I am married to a German. His father was sixteen years old when he received an "invitation" from Hitler to join his army or "go to the wall" (meaning stand before a firing squad). His mother told him to do whatever he had to do to stay alive. He was sent to the Russian front where he was captured and placed in a terrible concentration camp until 1950. He was an innocent, caught up in an insane man's war. My uncle was eighteen when he lost his life fighting someone like my father-in-law. He was buried in Flanders Field in France one month before WWII ended. Thank you for mentioning there was grief and loss on all sides. Your honoring of these innocents is poignant.

Stephanie Barr said...


The willingness to defend our country should be matched with an unwillingness to use our brave youth except in the most dire need.

War is a horrible painful thing for all concerned. I long for the day when we heed MacArthur's words:

"I know war as few other men now living know it, and nothing to me is more revolting. I have long advocated its complete abolition, as its very destructiveness on both friend and foe has rendered it useless as a method of settling international disputes."
-Douglas MacArthur

Anne-Marie said...

Beautiful, Janet. I have nothing but respect for all the members of the Armed Forces of your country and mine for the sacrifices they make. May all the soldiers currently fighting abroad come home safe to their loved ones.


Jean said...

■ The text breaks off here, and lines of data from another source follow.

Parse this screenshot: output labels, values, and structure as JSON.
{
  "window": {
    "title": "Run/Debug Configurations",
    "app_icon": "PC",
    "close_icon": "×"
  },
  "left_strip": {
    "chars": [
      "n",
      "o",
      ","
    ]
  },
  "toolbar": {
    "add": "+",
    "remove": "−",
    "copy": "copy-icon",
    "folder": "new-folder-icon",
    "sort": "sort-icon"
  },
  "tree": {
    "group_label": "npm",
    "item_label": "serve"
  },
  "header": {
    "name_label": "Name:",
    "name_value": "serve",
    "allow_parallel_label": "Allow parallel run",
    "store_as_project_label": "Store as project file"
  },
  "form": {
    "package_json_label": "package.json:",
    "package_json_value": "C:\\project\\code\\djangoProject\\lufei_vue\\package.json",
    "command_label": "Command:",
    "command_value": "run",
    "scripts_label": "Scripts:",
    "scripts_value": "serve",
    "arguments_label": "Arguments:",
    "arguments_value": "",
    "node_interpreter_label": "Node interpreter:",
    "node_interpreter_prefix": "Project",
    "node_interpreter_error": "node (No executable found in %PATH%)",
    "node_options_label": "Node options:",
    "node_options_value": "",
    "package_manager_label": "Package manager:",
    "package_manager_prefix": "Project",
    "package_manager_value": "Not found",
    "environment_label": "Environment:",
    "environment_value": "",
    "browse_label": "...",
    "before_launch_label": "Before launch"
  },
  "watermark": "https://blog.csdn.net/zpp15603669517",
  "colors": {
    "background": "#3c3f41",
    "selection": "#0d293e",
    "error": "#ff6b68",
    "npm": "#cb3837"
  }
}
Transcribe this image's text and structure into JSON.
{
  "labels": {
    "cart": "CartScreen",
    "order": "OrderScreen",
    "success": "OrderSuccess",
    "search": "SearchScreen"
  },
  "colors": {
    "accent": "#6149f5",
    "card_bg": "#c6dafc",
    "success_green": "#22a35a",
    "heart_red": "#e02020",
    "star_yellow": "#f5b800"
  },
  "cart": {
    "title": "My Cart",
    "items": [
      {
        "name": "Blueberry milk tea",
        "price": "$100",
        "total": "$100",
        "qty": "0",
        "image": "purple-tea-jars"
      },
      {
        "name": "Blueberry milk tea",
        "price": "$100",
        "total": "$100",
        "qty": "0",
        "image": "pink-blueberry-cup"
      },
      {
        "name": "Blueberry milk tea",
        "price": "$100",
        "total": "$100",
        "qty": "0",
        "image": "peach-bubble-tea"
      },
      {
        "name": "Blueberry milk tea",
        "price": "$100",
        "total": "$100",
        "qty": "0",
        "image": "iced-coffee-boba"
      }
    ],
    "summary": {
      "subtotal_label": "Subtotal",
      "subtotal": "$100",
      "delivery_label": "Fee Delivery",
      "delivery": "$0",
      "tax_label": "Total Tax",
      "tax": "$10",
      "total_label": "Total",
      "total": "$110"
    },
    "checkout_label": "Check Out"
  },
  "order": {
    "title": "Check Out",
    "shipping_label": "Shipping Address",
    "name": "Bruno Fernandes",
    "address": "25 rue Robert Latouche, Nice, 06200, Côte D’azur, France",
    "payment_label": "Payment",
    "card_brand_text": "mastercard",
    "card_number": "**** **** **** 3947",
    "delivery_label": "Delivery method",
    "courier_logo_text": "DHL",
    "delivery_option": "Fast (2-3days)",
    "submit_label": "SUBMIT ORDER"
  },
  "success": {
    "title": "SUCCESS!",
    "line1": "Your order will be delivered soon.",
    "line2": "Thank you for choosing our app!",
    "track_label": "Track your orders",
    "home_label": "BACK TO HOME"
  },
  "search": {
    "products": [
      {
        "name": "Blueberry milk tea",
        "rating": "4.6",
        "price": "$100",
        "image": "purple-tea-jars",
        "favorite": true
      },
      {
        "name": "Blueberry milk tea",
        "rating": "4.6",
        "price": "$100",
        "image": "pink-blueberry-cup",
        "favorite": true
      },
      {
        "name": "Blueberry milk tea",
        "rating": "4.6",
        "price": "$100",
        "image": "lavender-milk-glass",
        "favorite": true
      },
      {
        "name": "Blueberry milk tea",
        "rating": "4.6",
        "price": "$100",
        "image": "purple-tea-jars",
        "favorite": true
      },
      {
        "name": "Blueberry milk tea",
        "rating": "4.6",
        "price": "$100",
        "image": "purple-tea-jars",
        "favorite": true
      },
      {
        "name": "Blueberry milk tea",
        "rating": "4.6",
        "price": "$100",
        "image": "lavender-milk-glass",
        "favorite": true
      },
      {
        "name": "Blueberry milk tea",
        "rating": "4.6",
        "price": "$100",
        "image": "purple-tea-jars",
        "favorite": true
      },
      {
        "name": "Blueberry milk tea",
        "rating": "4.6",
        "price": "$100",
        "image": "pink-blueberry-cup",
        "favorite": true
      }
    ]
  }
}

Thank you, Janet. 91 minutes of silence and reflection to honor those Americans who have died in the current wars is not too much to ask.

It doesn't begin to touch those who have served in other conflicts, for our Allies, and our enemies -- and the civilian victims as well.

I am proud to have served this country for 28 years, and I'm thankful to be retired from active duty. Each person deserves a country he or she can love and call home. I happen to believe USA is best, but I hope each citizen believes that about his or her respective country.

Tawna Fenske said...

This is beautiful and made me cry.

I'll begin my 91 minutes right now.


Christina Lee said...

WOW. Just... wow. So very lovely!

Tamara said...

Very well put.

Bree D said...

Thank you.

Terri said...

Amen . . . I am proud to be have a heartfelt patriotism that gets misty eyed when the local National Guard unit marches in the town parade. Bless them all and keep them safe until they come home.

CKHB said...

I linked to this in my blog. THANK YOU.

February Grace said...

My grandfather was a WWII vet.

About seven years ago, the family who bought my great grandparent's home was renovating the attic and they found letters from my grandfather to my grandmother, written overseas during WWII, under the floorboards.

They tracked down my grandmother and returned them- and she treasured them in what would turn out to be the last year of her life. The effect of these letters on me has been profound.

Holding the crumbling pages in my hands, reading how never complained, reassured her that he loved her faithfully only longed to come home, (he was gone almost four years) made it all so real to me just how much is sacrificed by soldiers and their families for our freedom.

A beautiful post. Thank you for it and thank you to our service men and women.

Bernita said...

Two of mine wear the uniform of their country. Between them they have been deployed seven times outre-mer...
I don't think I have to say anything more.